The house’s kitchen has also been restored to more accurately resemble a working 1890s kitchen. Tours of the home are $2 for those aged 6 and older.
The festival’s admission cost covers a number of free activities for children, including pony rides, a petting zoo, wagon rides, and a kiddie barrel ride. At noon on Sunday, a kid’s haystack diving competition will be held for children aged 3 to 6 and 7 to 12, with the first to find a hidden stash of money the winner in each age group.
Both the Steve Langley Group and Appalachian Blue musical acts will perform around the grounds on both days.
More than 90 vendors will sell their wares at this year’s festival, with food offerings from cupcakes to collard sandwiches and craft booths selling exclusively handmade goods.
A tobacco barn donated earlier this year will be a John Blue Festival first, giving viewers a glimpse of how tobacco was raised and cured during North Carolina’s heyday as a tobacco growing state.
“That was an early crop that Scotland County had, like a lot of counties in the South,” said Blue. “They raised tobacco, they raised cotton, and they raised corn.

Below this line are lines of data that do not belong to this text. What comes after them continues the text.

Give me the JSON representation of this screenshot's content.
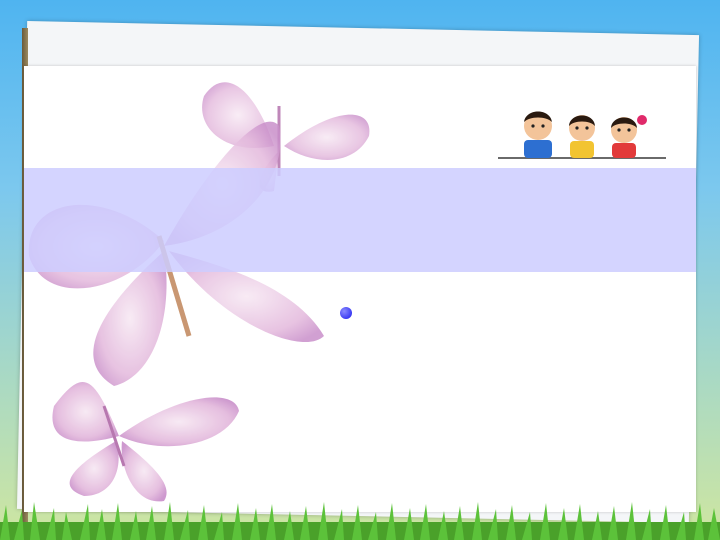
{
  "slide": {
    "title": "",
    "body": "",
    "colors": {
      "title": "#ff00cc",
      "body": "#1a1a9a",
      "band": "#ccccff",
      "bullet": "#2a2aee"
    }
  },
  "decor": {
    "illustration": "cartoon-children-icon",
    "background": "butterflies",
    "footer": "grass"
  }
}
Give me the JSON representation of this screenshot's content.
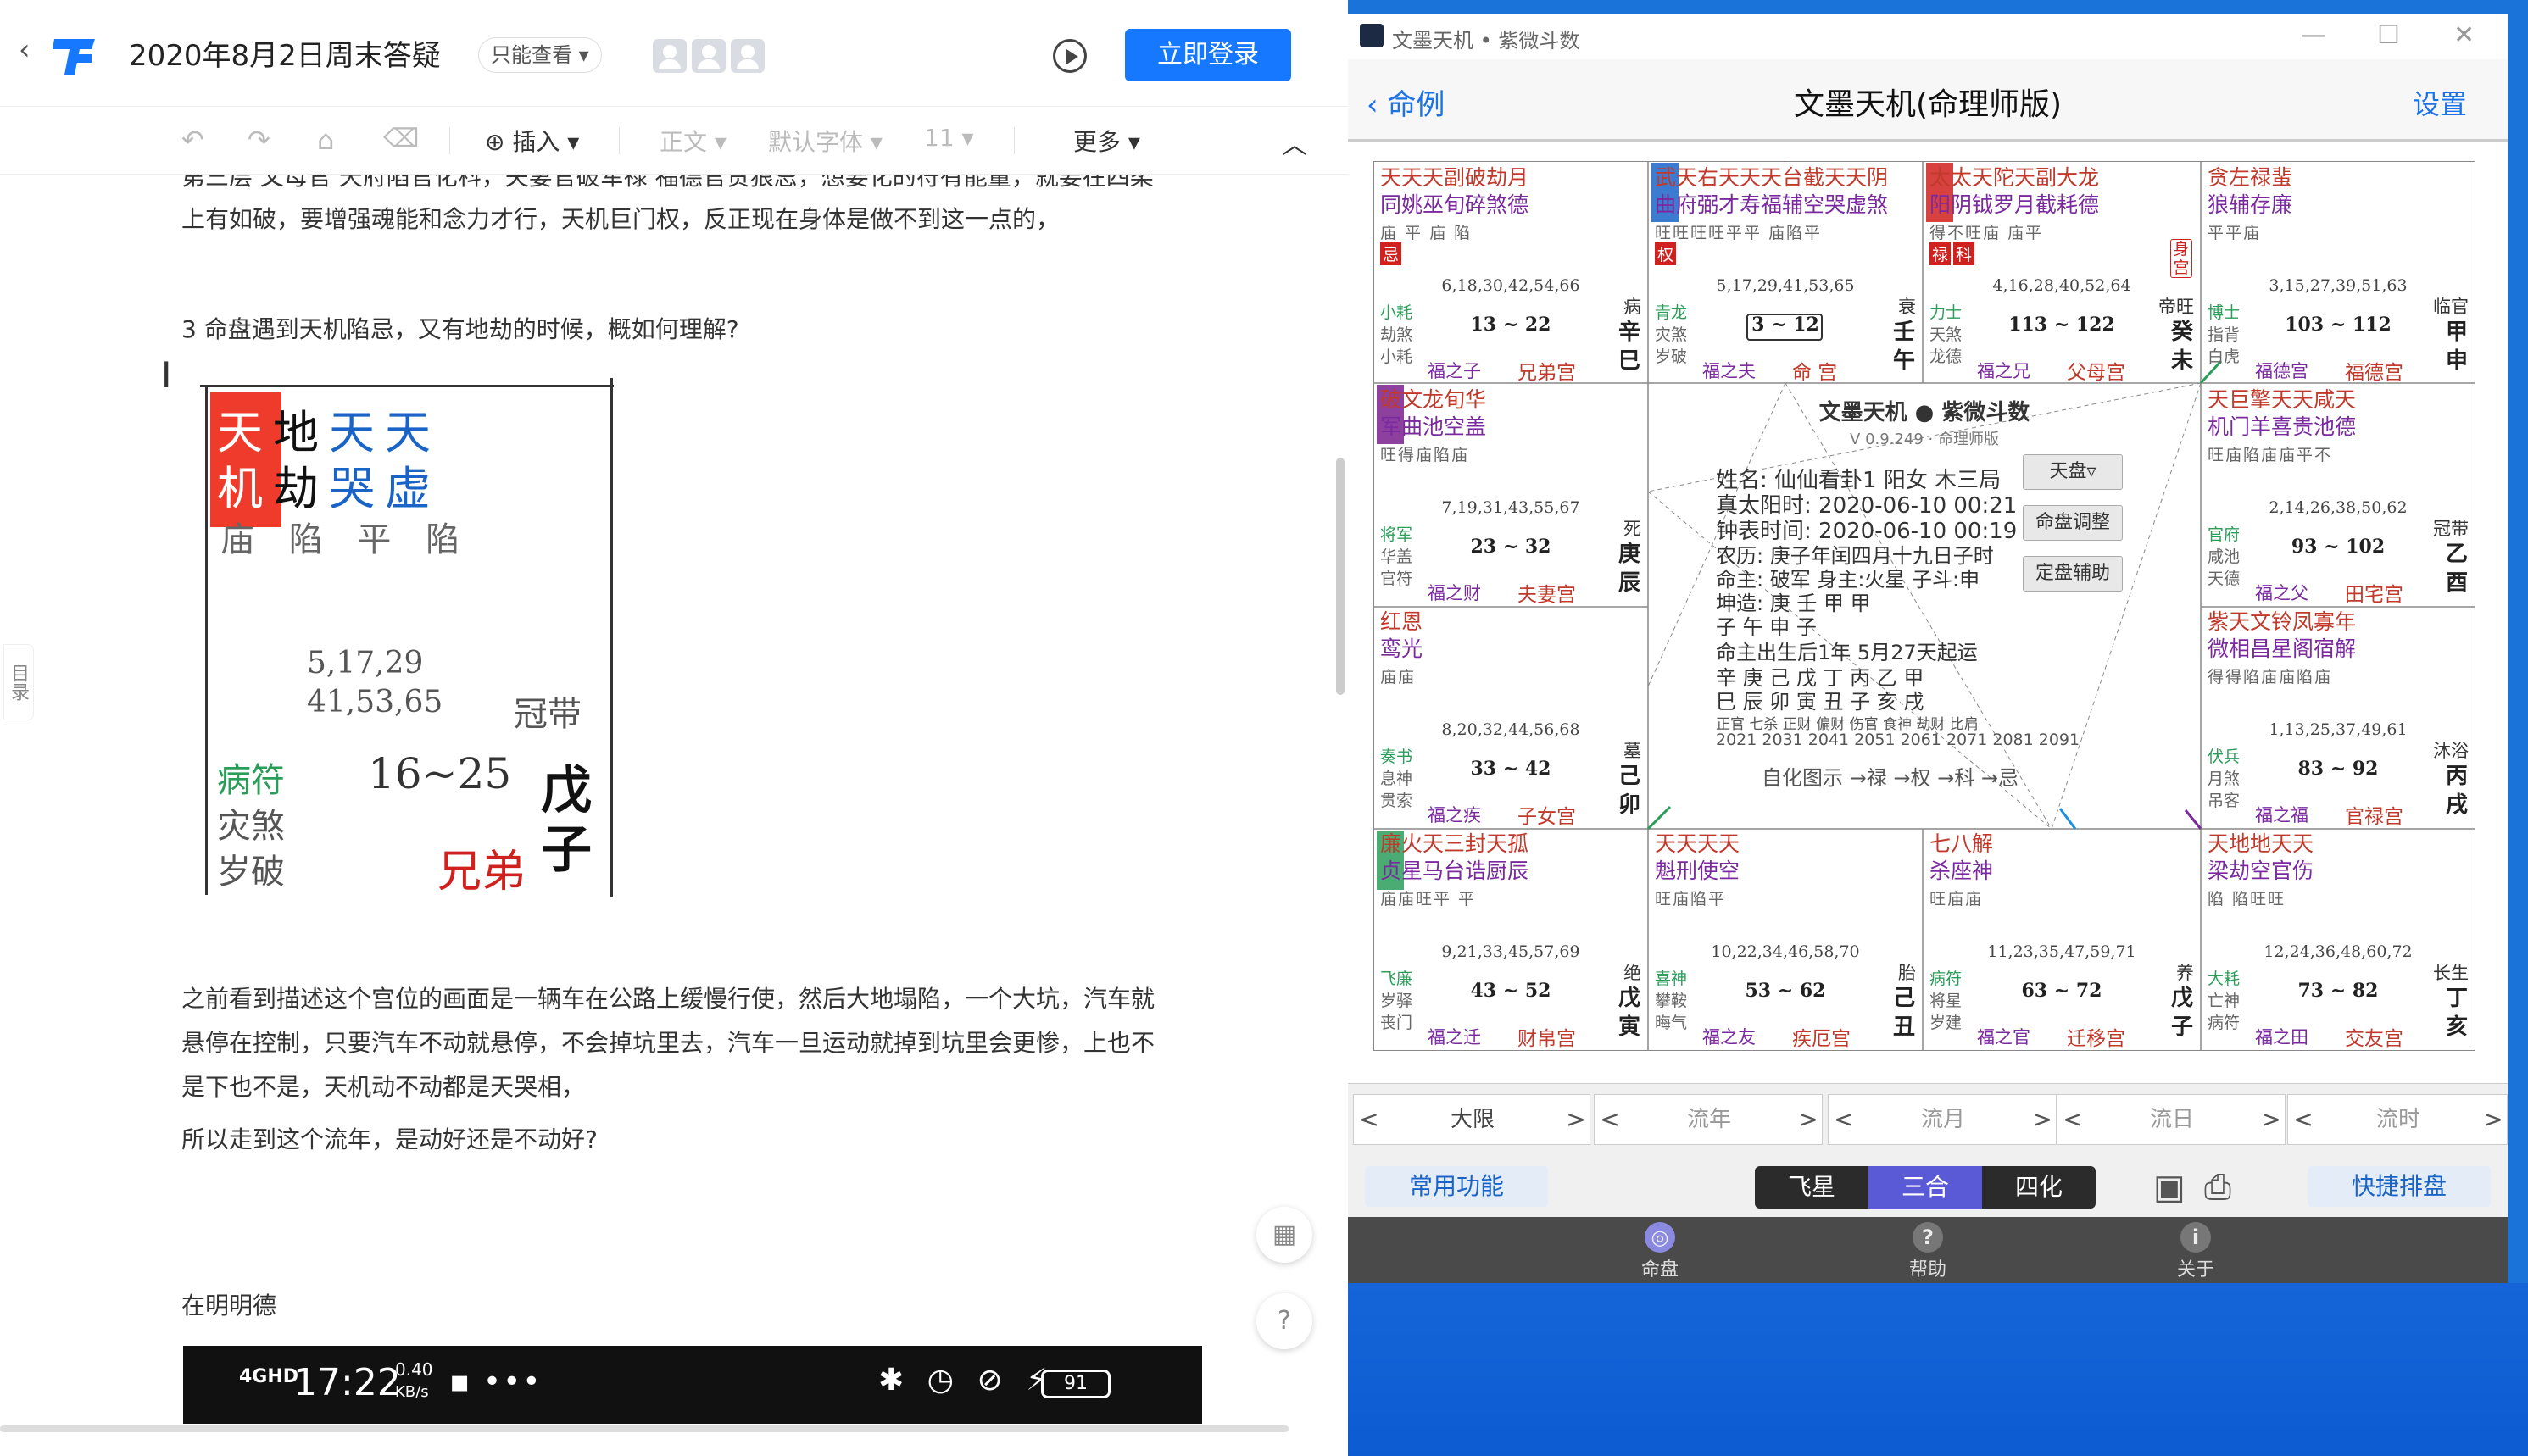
{
  "doc": {
    "title": "2020年8月2日周末答疑",
    "readonly": "只能查看 ▾",
    "login": "立即登录",
    "toolbar": {
      "insert": "⊕ 插入 ▾",
      "style": "正文 ▾",
      "font": "默认字体 ▾",
      "size": "11 ▾",
      "more": "更多 ▾"
    },
    "mulu": "目录",
    "paragraphs": {
      "p0": "第三层 父母官 天府陷官化科，夫妻官破军禄 福德官贪狼忌，想要化的符有能量，就要在四柔",
      "p1": "上有如破，要增强魂能和念力才行，天机巨门权，反正现在身体是做不到这一点的，",
      "p2": "3 命盘遇到天机陷忌，又有地劫的时候，概如何理解?",
      "p3": "之前看到描述这个宫位的画面是一辆车在公路上缓慢行使，然后大地塌陷，一个大坑，汽车就",
      "p4": "悬停在控制，只要汽车不动就悬停，不会掉坑里去，汽车一旦运动就掉到坑里会更惨，上也不",
      "p5": "是下也不是，天机动不动都是天哭相，",
      "p6": "所以走到这个流年，是动好还是不动好?",
      "p7": "在明明德"
    },
    "embed": {
      "s1": "天",
      "s2": "地",
      "s3": "天",
      "s4": "天",
      "s5": "机",
      "s6": "劫",
      "s7": "哭",
      "s8": "虚",
      "lv": "庙 陷 平 陷",
      "n1": "5,17,29",
      "n2": "41,53,65",
      "guan": "冠带",
      "bf": "病符",
      "zs": "灾煞",
      "sp": "岁破",
      "range": "16~25",
      "wu": "戊",
      "zi": "子",
      "xd": "兄弟"
    },
    "phone": {
      "time": "17:22",
      "speed1": "0.40",
      "speed2": "KB/s",
      "net": "4GHD",
      "batt": "91"
    },
    "float_qr": "▦",
    "float_help": "?"
  },
  "app": {
    "window_title": "文墨天机 • 紫微斗数",
    "back": "命例",
    "title": "文墨天机(命理师版)",
    "settings": "设置",
    "center": {
      "name": "文墨天机 ● 紫微斗数",
      "ver": "V 0.9.249 · 命理师版",
      "l1": "姓名: 仙仙看卦1   阳女 木三局",
      "l2": "真太阳时: 2020-06-10 00:21",
      "l3": "钟表时间: 2020-06-10 00:19",
      "l4": "农历: 庚子年闰四月十九日子时",
      "l5": "命主: 破军 身主:火星 子斗:申",
      "l6": "坤造:  庚     壬     甲     甲",
      "l7": "         子     午     申     子",
      "l8": "命主出生后1年 5月27天起运",
      "l9": "   辛   庚   己   戊   丁   丙   乙   甲",
      "l10": "   巳   辰   卯   寅   丑   子   亥   戌",
      "l11": "正官 七杀 正财 偏财 伤官 食神 劫财 比肩",
      "l12": "2021 2031 2041 2051 2061 2071 2081 2091",
      "l13": "自化图示 →禄 →权 →科 →忌",
      "btn1": "天盘▿",
      "btn2": "命盘调整",
      "btn3": "定盘辅助"
    },
    "palaces": [
      {
        "stars": "天天天副破劫月",
        "stars2": "同姚巫旬碎煞德",
        "lv": "庙 平    庙 陷",
        "years": "6,18,30,42,54,66",
        "range": "13 ~ 22",
        "g1": "辛",
        "g2": "巳",
        "st": "病",
        "m1": "小耗",
        "m2": "劫煞",
        "m3": "小耗",
        "fz": "福之子",
        "name": "兄弟宫"
      },
      {
        "stars": "武天右天天天台截天天阴",
        "stars2": "曲府弼才寿福辅空哭虚煞",
        "lv": "旺旺旺旺平平    庙陷平",
        "years": "5,17,29,41,53,65",
        "range": "3 ~ 12",
        "g1": "壬",
        "g2": "午",
        "st": "衰",
        "m1": "青龙",
        "m2": "灾煞",
        "m3": "岁破",
        "fz": "福之夫",
        "name": "命 宫"
      },
      {
        "stars": "太太天陀天副大龙",
        "stars2": "阳阴钺罗月截耗德",
        "lv": "得不旺庙    庙平",
        "years": "4,16,28,40,52,64",
        "range": "113 ~ 122",
        "g1": "癸",
        "g2": "未",
        "st": "帝旺",
        "m1": "力士",
        "m2": "天煞",
        "m3": "龙德",
        "fz": "福之兄",
        "name": "父母宫"
      },
      {
        "stars": "贪左禄蜚",
        "stars2": "狼辅存廉",
        "lv": "平平庙",
        "years": "3,15,27,39,51,63",
        "range": "103 ~ 112",
        "g1": "甲",
        "g2": "申",
        "st": "临官",
        "m1": "博士",
        "m2": "指背",
        "m3": "白虎",
        "fz": "福德宫",
        "name": "福德宫"
      },
      {
        "stars": "破文龙旬华",
        "stars2": "军曲池空盖",
        "lv": "旺得庙陷庙",
        "years": "7,19,31,43,55,67",
        "range": "23 ~ 32",
        "g1": "庚",
        "g2": "辰",
        "st": "死",
        "m1": "将军",
        "m2": "华盖",
        "m3": "官符",
        "fz": "福之财",
        "name": "夫妻宫"
      },
      {
        "stars": "天巨擎天天咸天",
        "stars2": "机门羊喜贵池德",
        "lv": "旺庙陷庙庙平不",
        "years": "2,14,26,38,50,62",
        "range": "93 ~ 102",
        "g1": "乙",
        "g2": "酉",
        "st": "冠带",
        "m1": "官府",
        "m2": "咸池",
        "m3": "天德",
        "fz": "福之父",
        "name": "田宅宫"
      },
      {
        "stars": "红恩",
        "stars2": "鸾光",
        "lv": "庙庙",
        "years": "8,20,32,44,56,68",
        "range": "33 ~ 42",
        "g1": "己",
        "g2": "卯",
        "st": "墓",
        "m1": "奏书",
        "m2": "息神",
        "m3": "贯索",
        "fz": "福之疾",
        "name": "子女宫"
      },
      {
        "stars": "紫天文铃凤寡年",
        "stars2": "微相昌星阁宿解",
        "lv": "得得陷庙庙陷庙",
        "years": "1,13,25,37,49,61",
        "range": "83 ~ 92",
        "g1": "丙",
        "g2": "戌",
        "st": "沐浴",
        "m1": "伏兵",
        "m2": "月煞",
        "m3": "吊客",
        "fz": "福之福",
        "name": "官禄宫"
      },
      {
        "stars": "廉火天三封天孤",
        "stars2": "贞星马台诰厨辰",
        "lv": "庙庙旺平    平",
        "years": "9,21,33,45,57,69",
        "range": "43 ~ 52",
        "g1": "戊",
        "g2": "寅",
        "st": "绝",
        "m1": "飞廉",
        "m2": "岁驿",
        "m3": "丧门",
        "fz": "福之迁",
        "name": "财帛宫"
      },
      {
        "stars": "天天天天",
        "stars2": "魁刑使空",
        "lv": "旺庙陷平",
        "years": "10,22,34,46,58,70",
        "range": "53 ~ 62",
        "g1": "己",
        "g2": "丑",
        "st": "胎",
        "m1": "喜神",
        "m2": "攀鞍",
        "m3": "晦气",
        "fz": "福之友",
        "name": "疾厄宫"
      },
      {
        "stars": "七八解",
        "stars2": "杀座神",
        "lv": "旺庙庙",
        "years": "11,23,35,47,59,71",
        "range": "63 ~ 72",
        "g1": "戊",
        "g2": "子",
        "st": "养",
        "m1": "病符",
        "m2": "将星",
        "m3": "岁建",
        "fz": "福之官",
        "name": "迁移宫"
      },
      {
        "stars": "天地地天天",
        "stars2": "梁劫空官伤",
        "lv": "陷    陷旺旺",
        "years": "12,24,36,48,60,72",
        "range": "73 ~ 82",
        "g1": "丁",
        "g2": "亥",
        "st": "长生",
        "m1": "大耗",
        "m2": "亡神",
        "m3": "病符",
        "fz": "福之田",
        "name": "交友宫"
      }
    ],
    "ctl": {
      "daxian": "大限",
      "liunian": "流年",
      "liuyue": "流月",
      "liuri": "流日",
      "liushi": "流时"
    },
    "func": {
      "common": "常用功能",
      "fei": "飞星",
      "san": "三合",
      "si": "四化",
      "quick": "快捷排盘"
    },
    "tabs": {
      "t1": "命盘",
      "t2": "帮助",
      "t3": "关于"
    },
    "shen": "身宫",
    "quan": "权",
    "lu": "禄",
    "ke": "科",
    "ji": "忌"
  }
}
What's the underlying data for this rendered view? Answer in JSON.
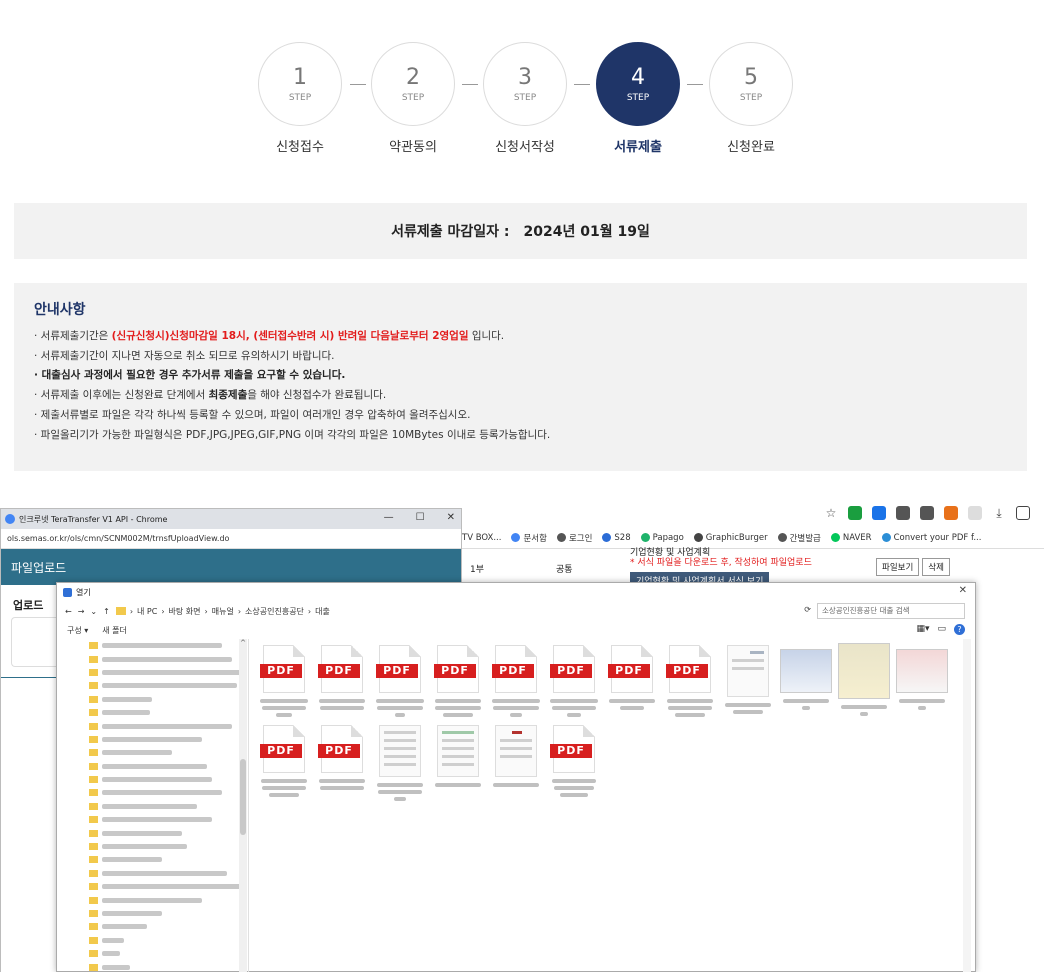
{
  "steps": [
    {
      "num": "1",
      "label": "STEP",
      "name": "신청접수"
    },
    {
      "num": "2",
      "label": "STEP",
      "name": "약관동의"
    },
    {
      "num": "3",
      "label": "STEP",
      "name": "신청서작성"
    },
    {
      "num": "4",
      "label": "STEP",
      "name": "서류제출",
      "active": true
    },
    {
      "num": "5",
      "label": "STEP",
      "name": "신청완료"
    }
  ],
  "deadline": {
    "label": "서류제출 마감일자 :",
    "date": "2024년 01월 19일"
  },
  "notice": {
    "title": "안내사항",
    "line1_pre": "· 서류제출기간은 ",
    "line1_red": "(신규신청시)신청마감일 18시, (센터접수반려 시) 반려일 다음날로부터 2영업일",
    "line1_post": " 입니다.",
    "line2": "· 서류제출기간이 지나면 자동으로 취소 되므로 유의하시기 바랍니다.",
    "line3": "· 대출심사 과정에서 필요한 경우 추가서류 제출을 요구할 수 있습니다.",
    "line4_pre": "· 서류제출 이후에는 신청완료 단계에서 ",
    "line4_bold": "최종제출",
    "line4_post": "을 해야 신청접수가 완료됩니다.",
    "line5": "· 제출서류별로 파일은 각각 하나씩 등록할 수 있으며, 파일이 여러개인 경우 압축하여 올려주십시오.",
    "line6": "· 파일올리기가 가능한 파일형식은 PDF,JPG,JPEG,GIF,PNG 이며 각각의 파일은 10MBytes 이내로 등록가능합니다."
  },
  "bookmarks": [
    "TV BOX...",
    "문서함",
    "로그인",
    "S28",
    "Papago",
    "GraphicBurger",
    "간별발급",
    "NAVER",
    "Convert your PDF f..."
  ],
  "bg_row": {
    "count": "1부",
    "type": "공통",
    "title": "기업현황 및 사업계획",
    "note": "* 서식 파일을 다운로드 후, 작성하여 파일업로드",
    "view_btn": "기업현황 및 사업계획서 서식 보기",
    "file_view": "파일보기",
    "delete": "삭제"
  },
  "popup": {
    "title": "인크루넷 TeraTransfer V1 API - Chrome",
    "url": "ols.semas.or.kr/ols/cmn/SCNM002M/trnsfUploadView.do",
    "header": "파일업로드",
    "side_label": "업로드"
  },
  "dialog": {
    "title": "열기",
    "path": [
      "내 PC",
      "바탕 화면",
      "매뉴얼",
      "소상공인진흥공단",
      "대출"
    ],
    "search_placeholder": "소상공인진흥공단 대출 검색",
    "organize": "구성 ▾",
    "new_folder": "새 폴더",
    "pdf_label": "PDF"
  },
  "colors": {
    "active_step": "#1f3568",
    "pdf_red": "#d71f1f",
    "notice_red": "#e21b1b"
  }
}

We want to show them how we worked with the tobacco and then they can go over to where the mules are to see what they do with the cotton that is brought in from the big field.”
On stage, the Scottish Twirlers square dance troupe will perform from 10:30-11 a.m. on Saturday, with beach music performers the Craig Woolard Group taking over from 12-2:30 p.m. Jimmy Blue will perform music from genres from classic rock to country beginning at 2:30 p.m., with Appalachian Blue taking the stage at 3:30 p.m.
Before the gates open on Sunday, an “olde timey” church service will be held for the festival’s volunteers and vendors, officiated by Pastor C.F. McDowell of First Baptist Church and the First Baptist Church choir. Local dance academies will perform on stage from noon to 4 p.m.
For those who wish to absorb even more local history than the festival offers, the Scotland County Museum is located directly across X-Way Road. Museum offerings include old cars, a gallery of local sporting stars, and the second fire truck that Scotland County ever had, the first having been melted down to make military equipment during World War I.